"SEBI has found several related-party transactions that were not disclosed to the company’s audit committee and shareholders in their inquiry. The regulator has prepared a report, which has been sent to a committee of internal divisional chiefs for future course of action," the source close to the development told Moneycontrol.

The company said it has not received any communique from SEBI and hence is not in a position to comment on the same.

The issue of related party transactions had become a bone of contention between IndiGo co-founders, Rakesh Gangwal and Rahul Bhatia. Gangwal had alleged that the companies affiliated to InterGlobe Enterprises (IGE), which is privately held by Bhatia, had benefitted from transactions with IndiGo, the country’s largest airline. IGE owns 37.87 percent in listed InterGlobe Aviation, operator of IndiGo.

Apart from aviation, InterGlobe Enterprises also has interests in hospitality, airline management, travel commerce, advanced pilot training, aircraft maintenance engineering and real estate.

In a letter to the SEBI in July 2019, Gangwal had highlighted the issue, and said that “various RPTs with the IGE Group were executed without seeking audit committee approval…without seeking competitive bids from third parties and various RPTs with the IGE Group have been signed with retrospective effect (backdated)”.

In reply to Gangwal, the IGE had said that “RPTs are neither of any magnitude nor of any materiality for the Company... monetary payment under RPT is less than 1% of the total consolidated turnover of the Company”.

It is not clear whether the undisclosed RPTs found by SEBI are the same as those highlighted by Gangwal.

In any case, the IndiGo co-founders seemed to have amends after the IndiGo board changed its policy on RPTs in August 2019.

As per the new policy on RPTs, if a transaction exceeds Rs 2 crore, there will be a requirement of the four-step process for its approval.

However, the truce seemed to have been temporary as Bhatia later moved the international arbitration court in London against Gangwal. While Gangwal called for an EGM to amend IndiGo’s Articles of Association. The move didn’t get the approval of the shareholders.

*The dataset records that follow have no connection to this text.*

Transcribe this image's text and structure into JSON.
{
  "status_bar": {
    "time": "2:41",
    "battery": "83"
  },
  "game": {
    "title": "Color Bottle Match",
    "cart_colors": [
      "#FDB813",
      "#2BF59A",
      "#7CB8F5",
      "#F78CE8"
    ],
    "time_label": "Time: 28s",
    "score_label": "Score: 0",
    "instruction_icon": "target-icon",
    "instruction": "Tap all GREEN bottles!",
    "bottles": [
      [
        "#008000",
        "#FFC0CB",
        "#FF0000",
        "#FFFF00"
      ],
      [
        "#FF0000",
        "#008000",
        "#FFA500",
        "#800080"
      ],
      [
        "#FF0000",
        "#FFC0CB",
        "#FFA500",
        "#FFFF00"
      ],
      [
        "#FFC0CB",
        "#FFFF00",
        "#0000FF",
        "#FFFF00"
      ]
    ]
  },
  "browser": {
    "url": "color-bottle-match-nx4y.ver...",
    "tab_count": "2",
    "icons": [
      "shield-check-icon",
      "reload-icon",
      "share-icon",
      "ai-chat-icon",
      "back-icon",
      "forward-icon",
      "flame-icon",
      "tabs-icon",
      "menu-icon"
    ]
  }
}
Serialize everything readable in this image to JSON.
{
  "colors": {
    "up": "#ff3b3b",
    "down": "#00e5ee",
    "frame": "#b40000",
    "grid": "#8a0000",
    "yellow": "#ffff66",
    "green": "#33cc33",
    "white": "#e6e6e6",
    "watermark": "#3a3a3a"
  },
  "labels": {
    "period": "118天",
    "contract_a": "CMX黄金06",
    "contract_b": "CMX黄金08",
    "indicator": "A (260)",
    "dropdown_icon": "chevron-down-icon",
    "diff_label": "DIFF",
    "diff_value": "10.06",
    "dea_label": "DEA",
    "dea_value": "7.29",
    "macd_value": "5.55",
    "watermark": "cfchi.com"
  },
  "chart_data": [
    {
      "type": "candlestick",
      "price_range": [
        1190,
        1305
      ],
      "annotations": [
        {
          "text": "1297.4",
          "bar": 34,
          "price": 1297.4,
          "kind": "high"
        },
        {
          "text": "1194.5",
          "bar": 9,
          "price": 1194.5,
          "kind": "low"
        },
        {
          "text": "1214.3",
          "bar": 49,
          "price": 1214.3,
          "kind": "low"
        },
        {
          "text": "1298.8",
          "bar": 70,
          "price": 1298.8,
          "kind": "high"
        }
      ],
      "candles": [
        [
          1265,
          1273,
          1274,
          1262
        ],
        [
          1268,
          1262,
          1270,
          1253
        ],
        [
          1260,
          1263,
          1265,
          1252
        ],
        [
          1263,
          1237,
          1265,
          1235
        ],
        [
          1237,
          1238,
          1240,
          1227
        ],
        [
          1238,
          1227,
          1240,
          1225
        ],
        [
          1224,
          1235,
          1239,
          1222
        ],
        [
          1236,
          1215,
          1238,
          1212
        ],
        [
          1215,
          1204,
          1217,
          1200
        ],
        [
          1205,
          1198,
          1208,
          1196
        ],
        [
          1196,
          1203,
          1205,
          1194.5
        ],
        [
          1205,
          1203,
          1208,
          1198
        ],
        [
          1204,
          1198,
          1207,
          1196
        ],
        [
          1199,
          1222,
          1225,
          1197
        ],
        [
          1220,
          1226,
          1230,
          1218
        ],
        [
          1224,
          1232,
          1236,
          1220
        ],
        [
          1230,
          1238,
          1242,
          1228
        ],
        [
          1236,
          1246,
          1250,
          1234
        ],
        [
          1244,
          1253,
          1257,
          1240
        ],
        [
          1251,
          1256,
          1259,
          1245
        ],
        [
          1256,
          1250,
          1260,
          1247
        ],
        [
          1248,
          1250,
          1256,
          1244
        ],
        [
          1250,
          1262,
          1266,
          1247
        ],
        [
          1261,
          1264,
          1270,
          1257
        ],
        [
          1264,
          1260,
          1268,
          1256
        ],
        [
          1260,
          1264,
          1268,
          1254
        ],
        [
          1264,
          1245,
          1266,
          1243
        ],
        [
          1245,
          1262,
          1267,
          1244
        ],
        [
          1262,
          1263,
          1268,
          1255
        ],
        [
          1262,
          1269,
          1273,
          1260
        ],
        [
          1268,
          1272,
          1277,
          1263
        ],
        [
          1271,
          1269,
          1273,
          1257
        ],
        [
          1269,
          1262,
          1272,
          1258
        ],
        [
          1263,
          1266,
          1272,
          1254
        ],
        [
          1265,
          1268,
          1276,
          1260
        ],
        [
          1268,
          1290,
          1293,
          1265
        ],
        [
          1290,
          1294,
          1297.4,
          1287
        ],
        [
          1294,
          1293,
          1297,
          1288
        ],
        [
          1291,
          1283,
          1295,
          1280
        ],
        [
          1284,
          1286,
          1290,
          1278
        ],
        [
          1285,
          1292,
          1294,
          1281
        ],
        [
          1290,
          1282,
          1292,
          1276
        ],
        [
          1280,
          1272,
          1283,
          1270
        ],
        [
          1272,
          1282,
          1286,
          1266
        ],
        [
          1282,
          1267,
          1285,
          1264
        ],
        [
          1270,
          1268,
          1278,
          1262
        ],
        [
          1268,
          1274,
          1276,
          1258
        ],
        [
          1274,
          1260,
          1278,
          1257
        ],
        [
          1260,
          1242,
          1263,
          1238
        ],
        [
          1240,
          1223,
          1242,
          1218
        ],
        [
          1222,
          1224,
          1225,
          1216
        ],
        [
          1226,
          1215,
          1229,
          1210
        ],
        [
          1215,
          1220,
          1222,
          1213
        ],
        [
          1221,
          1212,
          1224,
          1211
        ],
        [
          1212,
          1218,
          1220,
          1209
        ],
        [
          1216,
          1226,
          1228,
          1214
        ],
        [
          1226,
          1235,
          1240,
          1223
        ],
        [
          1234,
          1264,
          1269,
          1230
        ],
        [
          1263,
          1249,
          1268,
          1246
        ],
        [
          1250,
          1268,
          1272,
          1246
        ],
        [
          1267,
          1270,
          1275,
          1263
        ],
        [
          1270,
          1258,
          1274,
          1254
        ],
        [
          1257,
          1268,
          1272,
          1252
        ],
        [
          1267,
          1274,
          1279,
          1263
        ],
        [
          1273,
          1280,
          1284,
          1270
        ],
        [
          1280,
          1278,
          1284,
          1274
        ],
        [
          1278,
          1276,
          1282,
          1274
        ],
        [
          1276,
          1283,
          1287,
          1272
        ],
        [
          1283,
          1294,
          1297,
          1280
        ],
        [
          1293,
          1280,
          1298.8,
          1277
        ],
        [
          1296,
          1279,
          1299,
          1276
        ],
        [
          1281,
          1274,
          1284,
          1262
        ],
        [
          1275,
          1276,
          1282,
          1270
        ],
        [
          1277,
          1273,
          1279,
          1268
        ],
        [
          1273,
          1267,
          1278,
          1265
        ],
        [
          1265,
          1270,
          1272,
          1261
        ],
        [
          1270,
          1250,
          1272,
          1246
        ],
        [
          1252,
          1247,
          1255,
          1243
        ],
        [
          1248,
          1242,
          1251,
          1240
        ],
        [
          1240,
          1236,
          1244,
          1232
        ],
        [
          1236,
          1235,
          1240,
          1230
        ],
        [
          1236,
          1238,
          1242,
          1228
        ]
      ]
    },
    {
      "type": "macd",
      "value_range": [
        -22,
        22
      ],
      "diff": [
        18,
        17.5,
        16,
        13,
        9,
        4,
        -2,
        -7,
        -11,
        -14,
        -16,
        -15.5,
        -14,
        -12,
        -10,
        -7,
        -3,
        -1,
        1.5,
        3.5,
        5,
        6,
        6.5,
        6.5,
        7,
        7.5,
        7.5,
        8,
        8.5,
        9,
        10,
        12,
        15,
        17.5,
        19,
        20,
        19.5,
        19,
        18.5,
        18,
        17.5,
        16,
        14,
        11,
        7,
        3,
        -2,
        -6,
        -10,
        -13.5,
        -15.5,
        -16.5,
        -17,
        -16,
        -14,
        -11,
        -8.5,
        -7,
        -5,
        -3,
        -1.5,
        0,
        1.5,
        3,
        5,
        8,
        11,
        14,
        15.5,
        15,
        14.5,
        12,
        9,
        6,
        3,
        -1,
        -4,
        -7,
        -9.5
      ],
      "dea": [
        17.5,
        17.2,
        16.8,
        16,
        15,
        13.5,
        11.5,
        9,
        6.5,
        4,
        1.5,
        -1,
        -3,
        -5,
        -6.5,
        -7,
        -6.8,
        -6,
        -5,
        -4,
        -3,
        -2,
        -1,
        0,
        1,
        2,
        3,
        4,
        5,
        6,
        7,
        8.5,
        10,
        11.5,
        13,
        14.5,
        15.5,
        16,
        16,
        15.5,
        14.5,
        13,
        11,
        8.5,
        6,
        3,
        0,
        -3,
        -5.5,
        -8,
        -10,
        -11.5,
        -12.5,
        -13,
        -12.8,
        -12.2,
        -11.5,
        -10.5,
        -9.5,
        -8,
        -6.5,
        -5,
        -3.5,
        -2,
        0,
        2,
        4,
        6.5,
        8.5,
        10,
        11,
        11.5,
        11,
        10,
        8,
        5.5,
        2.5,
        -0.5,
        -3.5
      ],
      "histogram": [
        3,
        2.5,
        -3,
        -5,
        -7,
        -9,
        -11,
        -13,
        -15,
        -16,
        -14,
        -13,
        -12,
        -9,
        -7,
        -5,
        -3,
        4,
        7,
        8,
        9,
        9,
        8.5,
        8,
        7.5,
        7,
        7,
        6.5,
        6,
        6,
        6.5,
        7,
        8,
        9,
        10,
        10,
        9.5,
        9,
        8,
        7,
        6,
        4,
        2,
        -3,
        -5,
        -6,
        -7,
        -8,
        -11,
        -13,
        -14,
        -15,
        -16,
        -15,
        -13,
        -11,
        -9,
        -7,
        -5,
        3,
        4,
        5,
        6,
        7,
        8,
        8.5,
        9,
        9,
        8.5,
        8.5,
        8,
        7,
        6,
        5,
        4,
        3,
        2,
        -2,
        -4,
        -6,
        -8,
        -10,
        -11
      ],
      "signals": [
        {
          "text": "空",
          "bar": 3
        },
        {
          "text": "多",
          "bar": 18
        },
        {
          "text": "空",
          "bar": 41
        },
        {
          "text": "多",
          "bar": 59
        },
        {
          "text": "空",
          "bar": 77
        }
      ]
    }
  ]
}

The transactions

Like many large companies, IndiGo has undertaken many RPTs, which are legal so long as they are approved and disclosed through the required process.

For instance, some of IndiGo’s transactions with InterGlobe Air Transport and its units, the general sales agent for IndiGo, have the highest value. Two units, InterGlobe Hotels and Caddie Hotels, provide accommodation and transport to IndiGo's crew. InterGlobe has a joint venture -- set up in 2004 -- with multinational hospitality major Accor and runs the Ibis brand of hotels in India.

Likewise, the group also has a joint venture with CAE Inc., a world leader in modelling, simulation and training for civil aviation and defence. The joint venture, CAE Simulation Training, provides training to IndiGo pilots.

The real estate arm of IGE, InterGlobe Real Estate claims to manage funds and assets worth $300 million and has a portfolio of a million square feet. IndiGo's headquarters in Gurugram is owned by this unit of the Group, and requiring the airline to pay rent.

However, some of these have become the subject of controversy with proxy firms also raising an alarm.

In its report, IIAS had said that “investors must question the need for related party transactions in the first instance. Why should allied services required by the airline be owned and provided by promoter-controlled entities?”

IiAS drew a parallel with Sun Pharma’s dealing with its related company Aditya Medisales, transactions with which got it under the regulator’s lens.

“Such operating structures add a layer of opacity and create investor mistrust at the first inkling of wrong-doing. While the IGE group can continue to assert that the related party transactions are a non-issue, such structures have often been the cause of financial leakages in other companies in the past,” the proxy advisory firm said.

Tarun Sharma
first published: Feb 25, 2020 12:42 pm